(Data records begins)

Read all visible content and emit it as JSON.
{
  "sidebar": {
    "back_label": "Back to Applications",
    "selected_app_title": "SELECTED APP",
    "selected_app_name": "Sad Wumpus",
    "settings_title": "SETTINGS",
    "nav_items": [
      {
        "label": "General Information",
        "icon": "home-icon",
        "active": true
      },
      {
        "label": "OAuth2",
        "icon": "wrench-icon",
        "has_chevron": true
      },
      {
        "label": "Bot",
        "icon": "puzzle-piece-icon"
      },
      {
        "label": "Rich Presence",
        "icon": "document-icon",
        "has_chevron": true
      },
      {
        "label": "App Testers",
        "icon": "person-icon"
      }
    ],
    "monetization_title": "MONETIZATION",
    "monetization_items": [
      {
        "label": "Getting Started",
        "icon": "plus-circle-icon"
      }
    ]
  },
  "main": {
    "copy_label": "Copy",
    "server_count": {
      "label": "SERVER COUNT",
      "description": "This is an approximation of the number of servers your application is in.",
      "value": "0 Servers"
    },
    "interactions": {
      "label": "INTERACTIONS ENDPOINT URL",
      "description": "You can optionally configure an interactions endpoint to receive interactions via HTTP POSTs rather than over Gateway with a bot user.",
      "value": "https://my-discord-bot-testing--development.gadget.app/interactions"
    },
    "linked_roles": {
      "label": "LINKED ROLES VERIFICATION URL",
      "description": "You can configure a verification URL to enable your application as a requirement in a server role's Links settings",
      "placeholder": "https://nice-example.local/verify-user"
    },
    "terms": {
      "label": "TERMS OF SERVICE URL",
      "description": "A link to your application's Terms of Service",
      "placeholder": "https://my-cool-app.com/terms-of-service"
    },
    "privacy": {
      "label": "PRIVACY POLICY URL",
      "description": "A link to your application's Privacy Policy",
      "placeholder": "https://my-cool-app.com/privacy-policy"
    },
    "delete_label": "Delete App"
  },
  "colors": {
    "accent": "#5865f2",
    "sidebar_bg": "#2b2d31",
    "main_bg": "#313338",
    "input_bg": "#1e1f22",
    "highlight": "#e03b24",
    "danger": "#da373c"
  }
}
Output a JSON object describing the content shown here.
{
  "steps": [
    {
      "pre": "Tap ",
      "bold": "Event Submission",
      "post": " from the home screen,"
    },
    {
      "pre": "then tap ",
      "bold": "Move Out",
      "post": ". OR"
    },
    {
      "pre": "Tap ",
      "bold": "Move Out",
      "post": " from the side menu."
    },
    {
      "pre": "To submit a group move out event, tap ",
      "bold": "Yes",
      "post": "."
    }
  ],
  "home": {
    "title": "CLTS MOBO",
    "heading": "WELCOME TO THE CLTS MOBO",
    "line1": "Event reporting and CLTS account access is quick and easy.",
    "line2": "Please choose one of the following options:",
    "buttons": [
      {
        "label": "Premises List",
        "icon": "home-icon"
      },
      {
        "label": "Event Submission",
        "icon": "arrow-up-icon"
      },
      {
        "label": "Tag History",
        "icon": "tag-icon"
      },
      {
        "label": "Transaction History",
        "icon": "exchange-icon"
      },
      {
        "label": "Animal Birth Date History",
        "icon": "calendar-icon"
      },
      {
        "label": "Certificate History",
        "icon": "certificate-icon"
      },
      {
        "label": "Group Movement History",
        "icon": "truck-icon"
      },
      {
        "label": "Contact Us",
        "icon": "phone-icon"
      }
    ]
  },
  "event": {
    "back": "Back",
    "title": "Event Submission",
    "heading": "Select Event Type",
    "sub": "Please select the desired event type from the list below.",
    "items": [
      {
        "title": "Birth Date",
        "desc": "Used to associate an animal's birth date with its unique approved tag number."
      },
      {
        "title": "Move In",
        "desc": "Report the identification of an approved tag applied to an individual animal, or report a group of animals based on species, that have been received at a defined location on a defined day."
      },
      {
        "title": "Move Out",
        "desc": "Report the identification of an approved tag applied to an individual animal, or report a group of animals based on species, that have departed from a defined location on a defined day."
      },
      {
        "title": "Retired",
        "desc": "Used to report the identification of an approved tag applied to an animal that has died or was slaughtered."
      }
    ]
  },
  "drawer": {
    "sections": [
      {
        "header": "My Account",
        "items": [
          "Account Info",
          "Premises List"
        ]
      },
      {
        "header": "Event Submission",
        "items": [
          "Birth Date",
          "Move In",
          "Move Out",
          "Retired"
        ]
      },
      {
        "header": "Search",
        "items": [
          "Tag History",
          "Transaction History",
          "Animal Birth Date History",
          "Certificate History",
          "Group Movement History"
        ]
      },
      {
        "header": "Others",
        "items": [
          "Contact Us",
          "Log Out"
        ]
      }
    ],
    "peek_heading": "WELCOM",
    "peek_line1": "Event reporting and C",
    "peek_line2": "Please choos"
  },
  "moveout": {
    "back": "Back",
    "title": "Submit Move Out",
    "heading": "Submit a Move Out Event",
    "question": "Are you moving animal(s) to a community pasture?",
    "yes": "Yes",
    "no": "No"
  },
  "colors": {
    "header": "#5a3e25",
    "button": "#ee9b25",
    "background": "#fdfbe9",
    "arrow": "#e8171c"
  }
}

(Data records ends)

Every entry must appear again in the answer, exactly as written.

Read all visible content and emit it as JSON.
{
  "sidebar": {
    "back_label": "Back to Applications",
    "selected_app_title": "SELECTED APP",
    "selected_app_name": "Sad Wumpus",
    "settings_title": "SETTINGS",
    "nav_items": [
      {
        "label": "General Information",
        "icon": "home-icon",
        "active": true
      },
      {
        "label": "OAuth2",
        "icon": "wrench-icon",
        "has_chevron": true
      },
      {
        "label": "Bot",
        "icon": "puzzle-piece-icon"
      },
      {
        "label": "Rich Presence",
        "icon": "document-icon",
        "has_chevron": true
      },
      {
        "label": "App Testers",
        "icon": "person-icon"
      }
    ],
    "monetization_title": "MONETIZATION",
    "monetization_items": [
      {
        "label": "Getting Started",
        "icon": "plus-circle-icon"
      }
    ]
  },
  "main": {
    "copy_label": "Copy",
    "server_count": {
      "label": "SERVER COUNT",
      "description": "This is an approximation of the number of servers your application is in.",
      "value": "0 Servers"
    },
    "interactions": {
      "label": "INTERACTIONS ENDPOINT URL",
      "description": "You can optionally configure an interactions endpoint to receive interactions via HTTP POSTs rather than over Gateway with a bot user.",
      "value": "https://my-discord-bot-testing--development.gadget.app/interactions"
    },
    "linked_roles": {
      "label": "LINKED ROLES VERIFICATION URL",
      "description": "You can configure a verification URL to enable your application as a requirement in a server role's Links settings",
      "placeholder": "https://nice-example.local/verify-user"
    },
    "terms": {
      "label": "TERMS OF SERVICE URL",
      "description": "A link to your application's Terms of Service",
      "placeholder": "https://my-cool-app.com/terms-of-service"
    },
    "privacy": {
      "label": "PRIVACY POLICY URL",
      "description": "A link to your application's Privacy Policy",
      "placeholder": "https://my-cool-app.com/privacy-policy"
    },
    "delete_label": "Delete App"
  },
  "colors": {
    "accent": "#5865f2",
    "sidebar_bg": "#2b2d31",
    "main_bg": "#313338",
    "input_bg": "#1e1f22",
    "highlight": "#e03b24",
    "danger": "#da373c"
  }
}
Output a JSON object describing the content shown here.
{
  "steps": [
    {
      "pre": "Tap ",
      "bold": "Event Submission",
      "post": " from the home screen,"
    },
    {
      "pre": "then tap ",
      "bold": "Move Out",
      "post": ". OR"
    },
    {
      "pre": "Tap ",
      "bold": "Move Out",
      "post": " from the side menu."
    },
    {
      "pre": "To submit a group move out event, tap ",
      "bold": "Yes",
      "post": "."
    }
  ],
  "home": {
    "title": "CLTS MOBO",
    "heading": "WELCOME TO THE CLTS MOBO",
    "line1": "Event reporting and CLTS account access is quick and easy.",
    "line2": "Please choose one of the following options:",
    "buttons": [
      {
        "label": "Premises List",
        "icon": "home-icon"
      },
      {
        "label": "Event Submission",
        "icon": "arrow-up-icon"
      },
      {
        "label": "Tag History",
        "icon": "tag-icon"
      },
      {
        "label": "Transaction History",
        "icon": "exchange-icon"
      },
      {
        "label": "Animal Birth Date History",
        "icon": "calendar-icon"
      },
      {
        "label": "Certificate History",
        "icon": "certificate-icon"
      },
      {
        "label": "Group Movement History",
        "icon": "truck-icon"
      },
      {
        "label": "Contact Us",
        "icon": "phone-icon"
      }
    ]
  },
  "event": {
    "back": "Back",
    "title": "Event Submission",
    "heading": "Select Event Type",
    "sub": "Please select the desired event type from the list below.",
    "items": [
      {
        "title": "Birth Date",
        "desc": "Used to associate an animal's birth date with its unique approved tag number."
      },
      {
        "title": "Move In",
        "desc": "Report the identification of an approved tag applied to an individual animal, or report a group of animals based on species, that have been received at a defined location on a defined day."
      },
      {
        "title": "Move Out",
        "desc": "Report the identification of an approved tag applied to an individual animal, or report a group of animals based on species, that have departed from a defined location on a defined day."
      },
      {
        "title": "Retired",
        "desc": "Used to report the identification of an approved tag applied to an animal that has died or was slaughtered."
      }
    ]
  },
  "drawer": {
    "sections": [
      {
        "header": "My Account",
        "items": [
          "Account Info",
          "Premises List"
        ]
      },
      {
        "header": "Event Submission",
        "items": [
          "Birth Date",
          "Move In",
          "Move Out",
          "Retired"
        ]
      },
      {
        "header": "Search",
        "items": [
          "Tag History",
          "Transaction History",
          "Animal Birth Date History",
          "Certificate History",
          "Group Movement History"
        ]
      },
      {
        "header": "Others",
        "items": [
          "Contact Us",
          "Log Out"
        ]
      }
    ],
    "peek_heading": "WELCOM",
    "peek_line1": "Event reporting and C",
    "peek_line2": "Please choos"
  },
  "moveout": {
    "back": "Back",
    "title": "Submit Move Out",
    "heading": "Submit a Move Out Event",
    "question": "Are you moving animal(s) to a community pasture?",
    "yes": "Yes",
    "no": "No"
  },
  "colors": {
    "header": "#5a3e25",
    "button": "#ee9b25",
    "background": "#fdfbe9",
    "arrow": "#e8171c"
  }
}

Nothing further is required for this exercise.